Each line of data below is to be returned exactly, leaving out any picture.

● **Data**:

--------------------------------------------------

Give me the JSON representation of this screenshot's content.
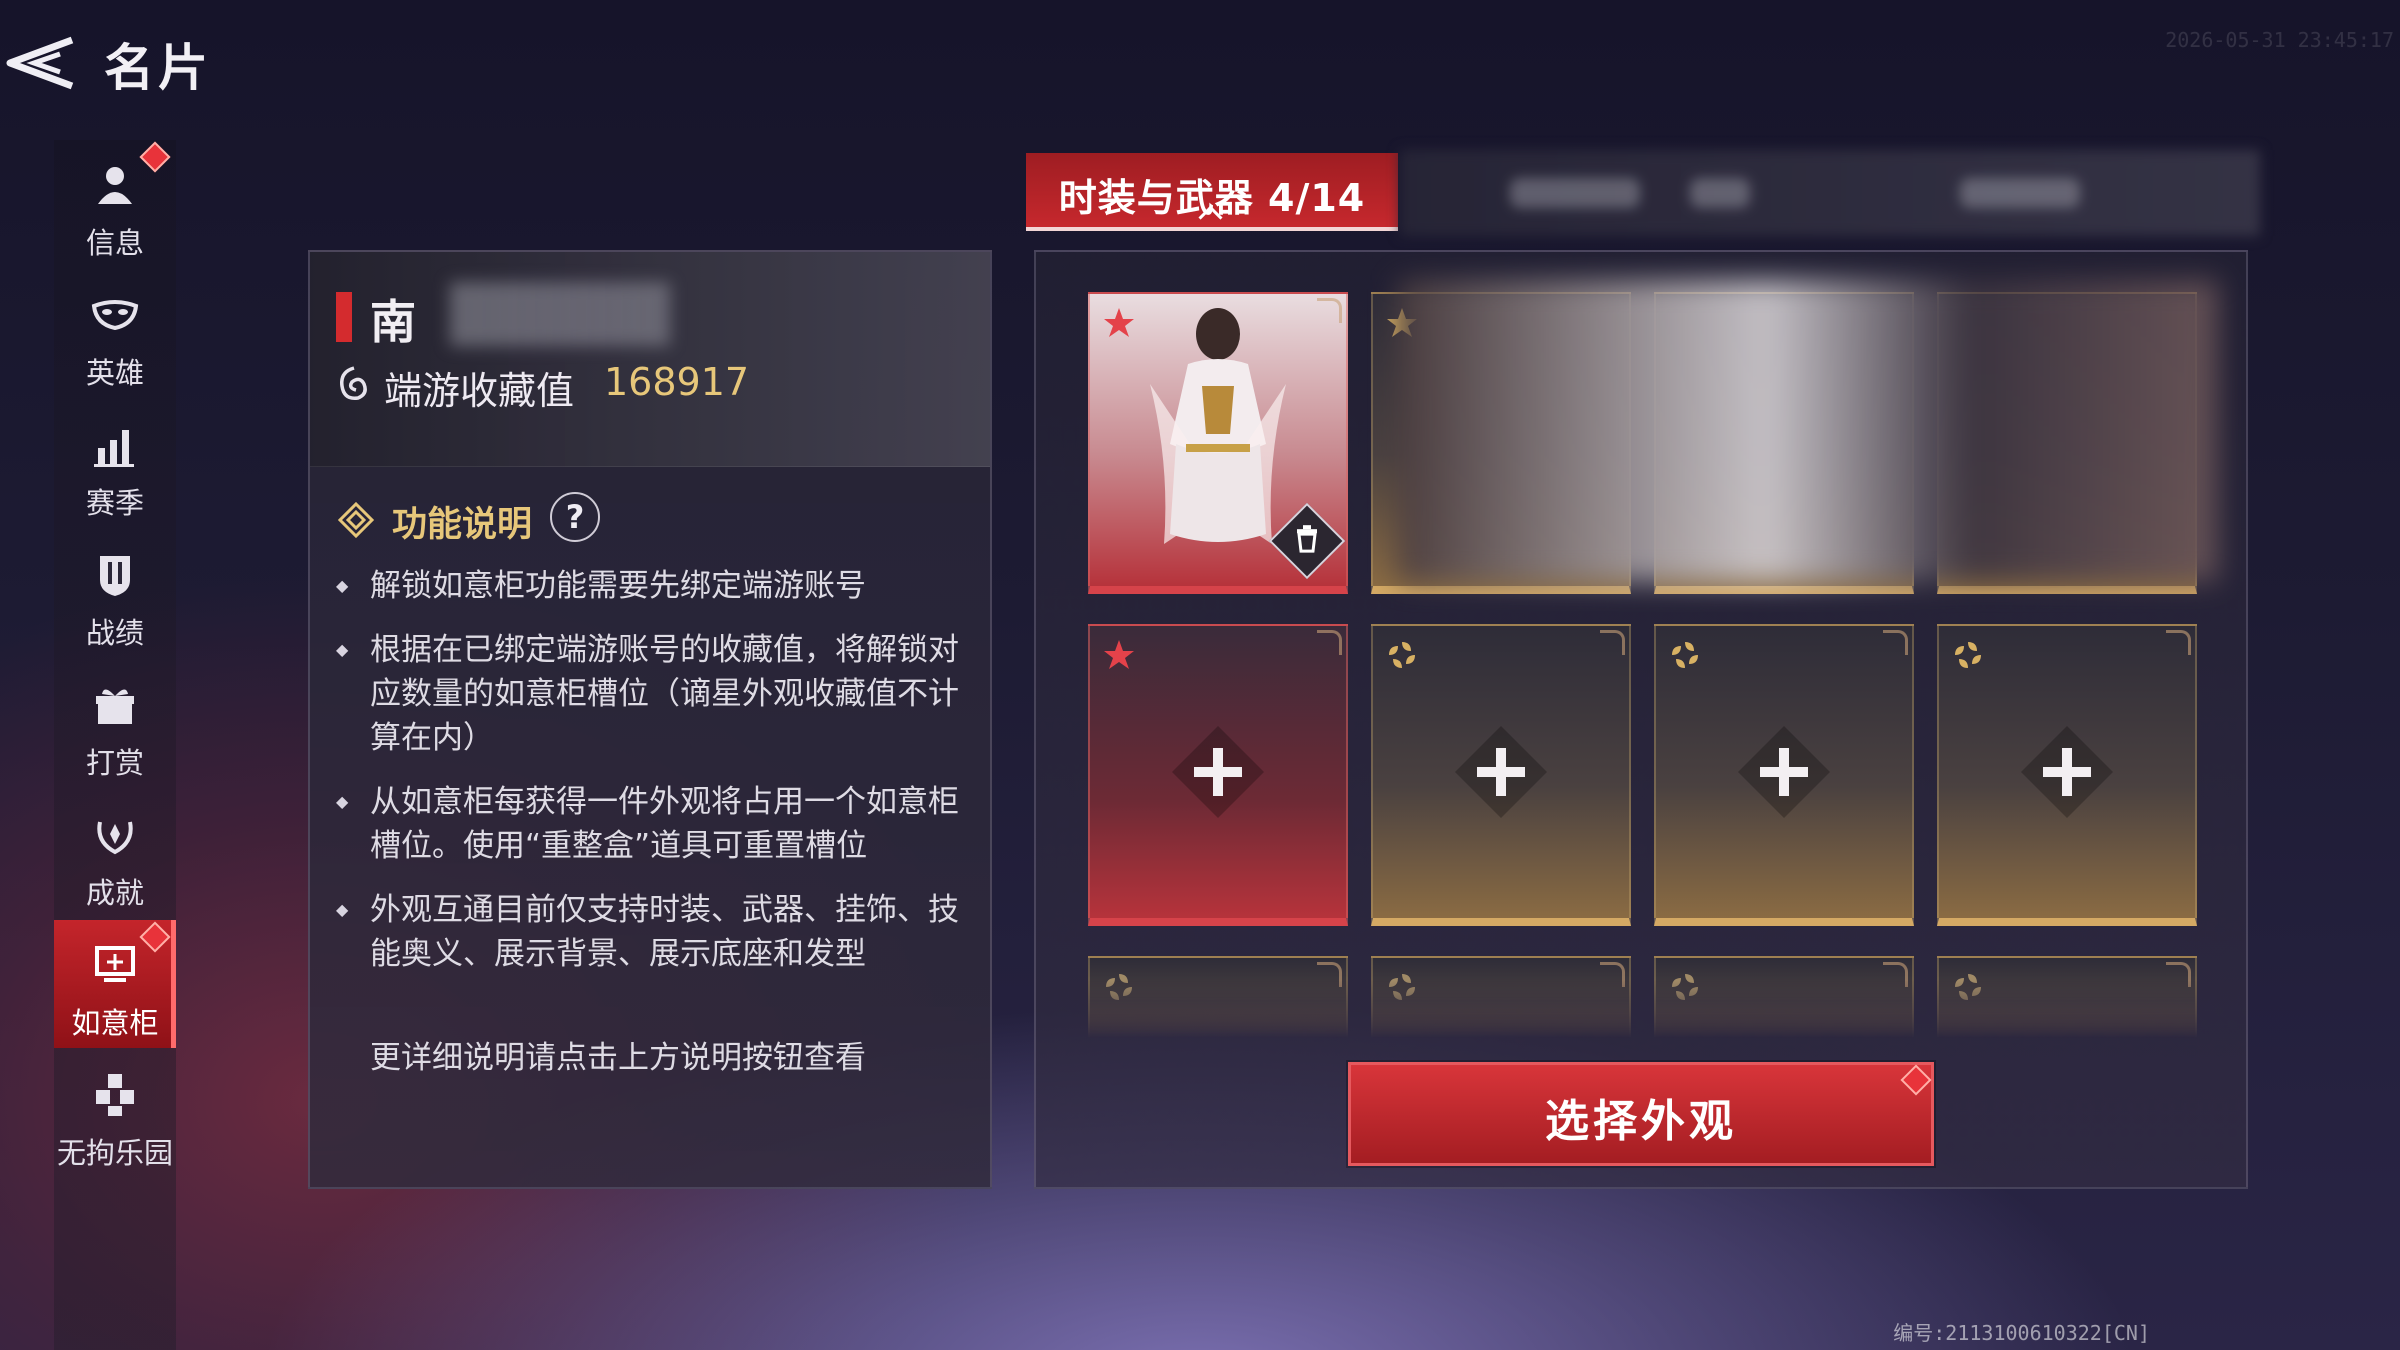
{
  "header": {
    "title": "名片",
    "timestamp": "2026-05-31 23:45:17"
  },
  "sidebar": {
    "items": [
      {
        "label": "信息",
        "icon": "person-icon",
        "badge": true
      },
      {
        "label": "英雄",
        "icon": "mask-icon",
        "badge": false
      },
      {
        "label": "赛季",
        "icon": "bar-chart-icon",
        "badge": false
      },
      {
        "label": "战绩",
        "icon": "shield-icon",
        "badge": false
      },
      {
        "label": "打赏",
        "icon": "gift-icon",
        "badge": false
      },
      {
        "label": "成就",
        "icon": "laurel-icon",
        "badge": false
      },
      {
        "label": "如意柜",
        "icon": "cabinet-icon",
        "badge": true,
        "active": true
      },
      {
        "label": "无拘乐园",
        "icon": "blocks-icon",
        "badge": false
      }
    ]
  },
  "info": {
    "name": "南",
    "collection_label": "端游收藏值",
    "collection_value": "168917",
    "func_title": "功能说明",
    "help": "?",
    "bullets": [
      "解锁如意柜功能需要先绑定端游账号",
      "根据在已绑定端游账号的收藏值，将解锁对应数量的如意柜槽位（谪星外观收藏值不计算在内）",
      "从如意柜每获得一件外观将占用一个如意柜槽位。使用“重整盒”道具可重置槽位",
      "外观互通目前仅支持时装、武器、挂饰、技能奥义、展示背景、展示底座和发型"
    ],
    "footer_note": "更详细说明请点击上方说明按钮查看"
  },
  "tabs": {
    "active_label": "时装与武器",
    "active_count": "4/14"
  },
  "grid": {
    "row1": [
      "filled-red",
      "blurred",
      "blurred",
      "blurred"
    ],
    "row2": [
      "empty-red",
      "empty-gold",
      "empty-gold",
      "empty-gold"
    ],
    "row3": [
      "partial",
      "partial",
      "partial",
      "partial"
    ]
  },
  "select_button": "选择外观",
  "serial": "编号:2113100610322[CN]",
  "colors": {
    "accent_red": "#c6282d",
    "gold": "#e7c77a",
    "slot_gold": "#d4a964"
  }
}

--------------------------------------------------

● **Exercise result**:
Give me the JSON representation of this screenshot's content.
{
  "header": {
    "title": "名片",
    "timestamp": "2026-05-31 23:45:17"
  },
  "sidebar": {
    "items": [
      {
        "label": "信息",
        "icon": "person-icon",
        "badge": true
      },
      {
        "label": "英雄",
        "icon": "mask-icon",
        "badge": false
      },
      {
        "label": "赛季",
        "icon": "bar-chart-icon",
        "badge": false
      },
      {
        "label": "战绩",
        "icon": "shield-icon",
        "badge": false
      },
      {
        "label": "打赏",
        "icon": "gift-icon",
        "badge": false
      },
      {
        "label": "成就",
        "icon": "laurel-icon",
        "badge": false
      },
      {
        "label": "如意柜",
        "icon": "cabinet-icon",
        "badge": true,
        "active": true
      },
      {
        "label": "无拘乐园",
        "icon": "blocks-icon",
        "badge": false
      }
    ]
  },
  "info": {
    "name": "南",
    "collection_label": "端游收藏值",
    "collection_value": "168917",
    "func_title": "功能说明",
    "help": "?",
    "bullets": [
      "解锁如意柜功能需要先绑定端游账号",
      "根据在已绑定端游账号的收藏值，将解锁对应数量的如意柜槽位（谪星外观收藏值不计算在内）",
      "从如意柜每获得一件外观将占用一个如意柜槽位。使用“重整盒”道具可重置槽位",
      "外观互通目前仅支持时装、武器、挂饰、技能奥义、展示背景、展示底座和发型"
    ],
    "footer_note": "更详细说明请点击上方说明按钮查看"
  },
  "tabs": {
    "active_label": "时装与武器",
    "active_count": "4/14"
  },
  "grid": {
    "row1": [
      "filled-red",
      "blurred",
      "blurred",
      "blurred"
    ],
    "row2": [
      "empty-red",
      "empty-gold",
      "empty-gold",
      "empty-gold"
    ],
    "row3": [
      "partial",
      "partial",
      "partial",
      "partial"
    ]
  },
  "select_button": "选择外观",
  "serial": "编号:2113100610322[CN]",
  "colors": {
    "accent_red": "#c6282d",
    "gold": "#e7c77a",
    "slot_gold": "#d4a964"
  }
}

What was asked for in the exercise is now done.